Opponents of a Tennessee proposal protecting teachers who allow students to criticize evolution and other scientific theories like global warming are urging Governor Bill Haslam to veto the measure. Several opponents of the legislation delivered a petition containing more than 3,000 signatures to Haslam spokesman David Smith outside the governor's office Thursday. Smith told those who brought the petition he would make sure the governor got it. Haslam says he’ll sign the proposal, which he says encourages critical thinking by protecting teachers from discipline if they help students crit
A proposal that would allow school board members in Tennessee to participate in meetings remotely is headed to Governor Bill Haslam for his consideration. The measure was sent to Governor Haslam Thursday after the Senate agreed to minor changes made by the House. The legislation would allow school board members to participate in a meeting electronically up to twice a year if they were out of the country for work, on military service or attending to a family emergency. Sponsors say the bill is necessary because some school boards already allow remote attendance and proxy voting without an
Following this year’s redistricting process in Tennessee, at least four former state lawmakers are trying to regain their seats in the legislature, while eight Democratic incumbents will be vying for four seats.
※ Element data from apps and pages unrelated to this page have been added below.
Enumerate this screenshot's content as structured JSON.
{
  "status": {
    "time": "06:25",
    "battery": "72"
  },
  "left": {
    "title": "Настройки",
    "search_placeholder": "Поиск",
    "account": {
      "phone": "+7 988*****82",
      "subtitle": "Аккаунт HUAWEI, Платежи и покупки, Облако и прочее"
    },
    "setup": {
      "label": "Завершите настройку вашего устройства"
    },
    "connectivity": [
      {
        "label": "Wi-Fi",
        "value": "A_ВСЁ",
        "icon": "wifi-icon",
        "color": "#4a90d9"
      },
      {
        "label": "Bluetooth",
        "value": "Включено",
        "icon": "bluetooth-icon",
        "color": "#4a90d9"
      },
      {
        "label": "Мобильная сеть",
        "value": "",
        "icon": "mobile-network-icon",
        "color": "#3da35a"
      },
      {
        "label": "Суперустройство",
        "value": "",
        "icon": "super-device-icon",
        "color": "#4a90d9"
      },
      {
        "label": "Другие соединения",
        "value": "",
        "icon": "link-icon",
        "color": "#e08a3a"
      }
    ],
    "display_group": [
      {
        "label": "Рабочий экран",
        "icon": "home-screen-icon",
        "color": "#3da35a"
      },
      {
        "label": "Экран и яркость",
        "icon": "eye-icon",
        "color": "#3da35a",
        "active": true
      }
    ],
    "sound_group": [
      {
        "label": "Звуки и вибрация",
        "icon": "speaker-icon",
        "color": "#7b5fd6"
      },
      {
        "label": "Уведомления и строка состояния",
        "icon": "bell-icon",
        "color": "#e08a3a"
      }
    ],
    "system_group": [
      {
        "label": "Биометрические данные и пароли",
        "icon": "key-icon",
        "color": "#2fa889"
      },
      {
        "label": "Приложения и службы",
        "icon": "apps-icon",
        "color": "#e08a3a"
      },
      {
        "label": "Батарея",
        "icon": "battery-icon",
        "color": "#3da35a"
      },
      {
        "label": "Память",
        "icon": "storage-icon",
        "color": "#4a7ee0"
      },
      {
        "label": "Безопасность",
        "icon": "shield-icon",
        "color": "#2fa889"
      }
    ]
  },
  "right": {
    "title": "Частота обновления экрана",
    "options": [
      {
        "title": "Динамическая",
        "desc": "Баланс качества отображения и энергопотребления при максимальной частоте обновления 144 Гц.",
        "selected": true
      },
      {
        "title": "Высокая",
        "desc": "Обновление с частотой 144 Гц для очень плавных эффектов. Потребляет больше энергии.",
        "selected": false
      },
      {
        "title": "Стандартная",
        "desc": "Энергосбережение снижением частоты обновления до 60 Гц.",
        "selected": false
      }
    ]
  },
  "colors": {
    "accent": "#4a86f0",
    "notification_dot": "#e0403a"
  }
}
Former Democratic Representatives Mark Maddox and Jim Hackworth will run for the seats they lost to Republicans in 2010. Also looking to return are Republican Susan Lynn who gave up her House seat for an unsuccessful Senate bid, and Mike Williams, who lost his Senate re-election bid in 2008.
Three score and 12 years ago, America was in a very different place — economically and culturally. The National Archives has released detailed data from the 1940 census, giving us an idea of how much — or how little — things have really changed.
NPR reports the public will have the chance to pick through more than 3.8 million digital images of census schedules, maps and other data from 72 years ago.
When the top three Republicans in the Tennessee statehouse coalesced behind a plan to cement the state's current selection process for Supreme Court justices into the state constitution, there seemed to be a smooth path ahead for getting the measure before voters in 2014. Two months later, their proposal has made little progress as some Republican lawmakers have embraced a rival proposal, while others want to allow contested elections to take place. A proposal is advancing in the Legislature to impose a federal-style system of having the governor make nominations to the high court's bench
A measure that would prohibit Tennessee students from dressing indecently in school is scheduled to be heard on the floor of the House and Senate this evening. The bill seeks to prohibit students from exposing "underwear or body parts in an indecent manner that disrupts the learning environment." A stricter version of the proposal failed to pass the Legislature three years ago.
Tennessee's state budget could cut all funding to The Paris Special School District Family Enrichment Center. Director Donna Vaughn says half of its funding comes from the state and if the budget passes, the center would likely have to close this summer.
“We do not have the excess funds in our budget to absorb it at this time. So we really don’t want to look down that road, but it doesn’t look good for us if that happens.”
NPR reports the Supreme Court begins the first of three days of oral arguments on President Obama's health care law today. The court has boiled the arguments down to four key questions. First up: Does the court even have to hear this case right now?
Three years ago, Rep. Joe Towns failed to make Tennessee the first state to fine teenagers for wearing saggy britches. Now the Memphis Democrat has a more comprehensive measure to prohibit "risque dressing" in schools - and its chances of passage are looking good. The proposal is headed for a House floor vote and is moving steadily in the Senate.
A proposal to allow people to cast early votes in Tennessee without a photo ID has failed in the state House. The measure sponsored by Democratic House Minority Leader Craig Fitzhugh sets up a system for photographing voters at the polling place instead of requiring them to provide government-issued photo identification. The measure failed Tuesday in the House State and Local Government Committee by one vote. A separate measure seeking to do away with the state's new photo ID law altogether was delayed for a week.